The goal of ictal Single Photon Emission Computed Tomography (SPECT) is to localize the region of seizure onset for epilepsy surgery planning. ISAS (Ictal-Interictal SPECT Analysis by SPM) is an objective tool for analyzing ictal vs. interictal SPECT scans. ISAS was introduced and validated in two recent studies ( Chang et al, 2002; McNally et al., 2005 ). This site is a technical supplement to ( McNally et al., 2005 ) and ( Scheinost et al., 2009 ), which should enable ISAS to be implemented at any center for further study and analysis.
The basic idea of ISAS is to compute the difference between an ictal and interictal SPECT scan for a single patient. The differences of the ictal/inter-ictal comparison are checked against a healthy normal database to determine the normal expected variation. Significant increases and decreases in CBF (cerebral blood flow) between the interictal and ictal SPECT can then be detected. The analysis can be conducted using two implementation options:
1.) ISAS BioImage Suite: a newly validated, open source, multi-platform image analysis suite, currently recommended for all new ISAS users.
2.) ISAS SPM
Cerebral blood flow is known to increase during seizures at the site of seizure onset. Since SPECT is an indicator of CBF, increases in the SPECT during seizures can be useful for seizure localization. CBF decreases are more complicated, and occur both during and following seizures in multiple locations. Details of ISAS interpretation can be found in McNally et al., 2005, but in summary:

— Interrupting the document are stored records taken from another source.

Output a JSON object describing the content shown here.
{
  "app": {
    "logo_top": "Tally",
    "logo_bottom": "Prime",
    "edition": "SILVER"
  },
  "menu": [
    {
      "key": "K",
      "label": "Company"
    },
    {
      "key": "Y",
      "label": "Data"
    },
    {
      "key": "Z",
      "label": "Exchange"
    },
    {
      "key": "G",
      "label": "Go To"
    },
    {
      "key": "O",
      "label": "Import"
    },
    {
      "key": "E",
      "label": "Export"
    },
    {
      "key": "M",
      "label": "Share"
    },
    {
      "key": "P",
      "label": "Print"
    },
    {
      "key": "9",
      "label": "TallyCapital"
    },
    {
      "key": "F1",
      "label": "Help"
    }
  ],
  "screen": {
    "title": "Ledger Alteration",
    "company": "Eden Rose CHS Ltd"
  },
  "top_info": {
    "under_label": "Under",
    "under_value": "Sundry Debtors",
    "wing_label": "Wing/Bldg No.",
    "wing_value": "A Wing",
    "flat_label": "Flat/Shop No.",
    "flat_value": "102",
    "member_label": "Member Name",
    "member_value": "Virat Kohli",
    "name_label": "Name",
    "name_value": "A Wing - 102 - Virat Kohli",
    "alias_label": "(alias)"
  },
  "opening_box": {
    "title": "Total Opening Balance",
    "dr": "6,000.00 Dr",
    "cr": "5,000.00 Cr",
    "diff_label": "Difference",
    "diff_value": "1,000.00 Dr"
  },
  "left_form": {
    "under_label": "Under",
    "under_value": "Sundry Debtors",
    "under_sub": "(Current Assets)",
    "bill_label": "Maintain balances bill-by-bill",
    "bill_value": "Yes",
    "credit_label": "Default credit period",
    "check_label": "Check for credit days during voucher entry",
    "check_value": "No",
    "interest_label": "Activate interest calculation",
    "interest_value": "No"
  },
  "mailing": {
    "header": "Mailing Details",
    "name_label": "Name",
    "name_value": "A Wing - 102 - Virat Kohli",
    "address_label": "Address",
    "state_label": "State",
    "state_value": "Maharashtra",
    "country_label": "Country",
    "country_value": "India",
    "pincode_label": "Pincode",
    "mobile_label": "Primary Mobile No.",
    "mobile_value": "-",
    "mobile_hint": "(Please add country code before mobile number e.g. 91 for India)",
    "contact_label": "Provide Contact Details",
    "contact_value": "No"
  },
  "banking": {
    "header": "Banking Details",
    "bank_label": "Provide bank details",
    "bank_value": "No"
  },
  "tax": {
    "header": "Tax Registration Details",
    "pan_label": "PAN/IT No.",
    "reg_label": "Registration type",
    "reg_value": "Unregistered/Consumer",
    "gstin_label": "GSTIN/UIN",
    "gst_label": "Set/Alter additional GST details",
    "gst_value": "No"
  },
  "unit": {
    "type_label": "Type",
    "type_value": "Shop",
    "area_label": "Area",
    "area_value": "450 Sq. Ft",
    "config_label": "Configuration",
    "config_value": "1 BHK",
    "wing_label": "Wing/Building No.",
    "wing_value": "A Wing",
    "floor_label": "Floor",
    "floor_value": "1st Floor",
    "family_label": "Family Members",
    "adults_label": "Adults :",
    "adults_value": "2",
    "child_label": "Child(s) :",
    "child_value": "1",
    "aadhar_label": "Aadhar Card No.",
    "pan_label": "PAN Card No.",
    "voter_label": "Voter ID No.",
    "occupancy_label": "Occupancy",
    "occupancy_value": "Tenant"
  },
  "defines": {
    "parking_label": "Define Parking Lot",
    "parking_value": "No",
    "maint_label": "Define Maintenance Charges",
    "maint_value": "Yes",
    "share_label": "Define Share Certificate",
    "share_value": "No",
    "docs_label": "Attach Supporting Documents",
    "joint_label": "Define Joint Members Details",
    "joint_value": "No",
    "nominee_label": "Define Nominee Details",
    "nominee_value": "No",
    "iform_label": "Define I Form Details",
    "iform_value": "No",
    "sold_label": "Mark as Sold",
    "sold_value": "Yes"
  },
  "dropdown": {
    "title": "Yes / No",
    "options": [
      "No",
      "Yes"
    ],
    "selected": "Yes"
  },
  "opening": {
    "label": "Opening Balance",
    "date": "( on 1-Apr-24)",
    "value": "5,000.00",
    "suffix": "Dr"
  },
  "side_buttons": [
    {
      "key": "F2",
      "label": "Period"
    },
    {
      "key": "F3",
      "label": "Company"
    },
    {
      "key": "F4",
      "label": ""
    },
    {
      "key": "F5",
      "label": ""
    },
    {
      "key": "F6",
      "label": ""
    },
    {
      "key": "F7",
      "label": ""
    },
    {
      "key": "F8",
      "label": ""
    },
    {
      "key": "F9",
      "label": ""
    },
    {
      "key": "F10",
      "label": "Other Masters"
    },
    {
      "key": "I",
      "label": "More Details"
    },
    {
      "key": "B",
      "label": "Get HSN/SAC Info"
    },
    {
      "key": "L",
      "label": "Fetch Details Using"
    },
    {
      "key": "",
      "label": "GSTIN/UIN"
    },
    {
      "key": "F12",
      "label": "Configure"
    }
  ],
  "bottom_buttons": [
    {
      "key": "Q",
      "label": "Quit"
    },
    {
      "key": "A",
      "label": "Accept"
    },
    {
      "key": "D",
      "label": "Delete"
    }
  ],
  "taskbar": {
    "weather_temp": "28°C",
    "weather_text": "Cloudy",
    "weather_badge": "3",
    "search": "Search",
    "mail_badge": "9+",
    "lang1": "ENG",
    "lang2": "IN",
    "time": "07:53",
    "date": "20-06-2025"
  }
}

The requirements for implementing ISAS are relatively simple. All that is needed is a computer running either BioImage Suite or MATLAB with SPM and an operator with sufficient imaging experience to download and implement the analysis.
On this site, we provide detailed instructions for implementing ISAS. In addition, we have made our database of normal SPECT pairs freely available, so that other centers can independently test and validate the method with their own patient populations. We also provide sample analyses, and description of difference imaging with other simpler tools, which can be done as a rapid check on ISAS results.
We hope that this work will begin to fill the need for epilepsy SPECT image analysis, by providing freely available methods that can be implemented anywhere.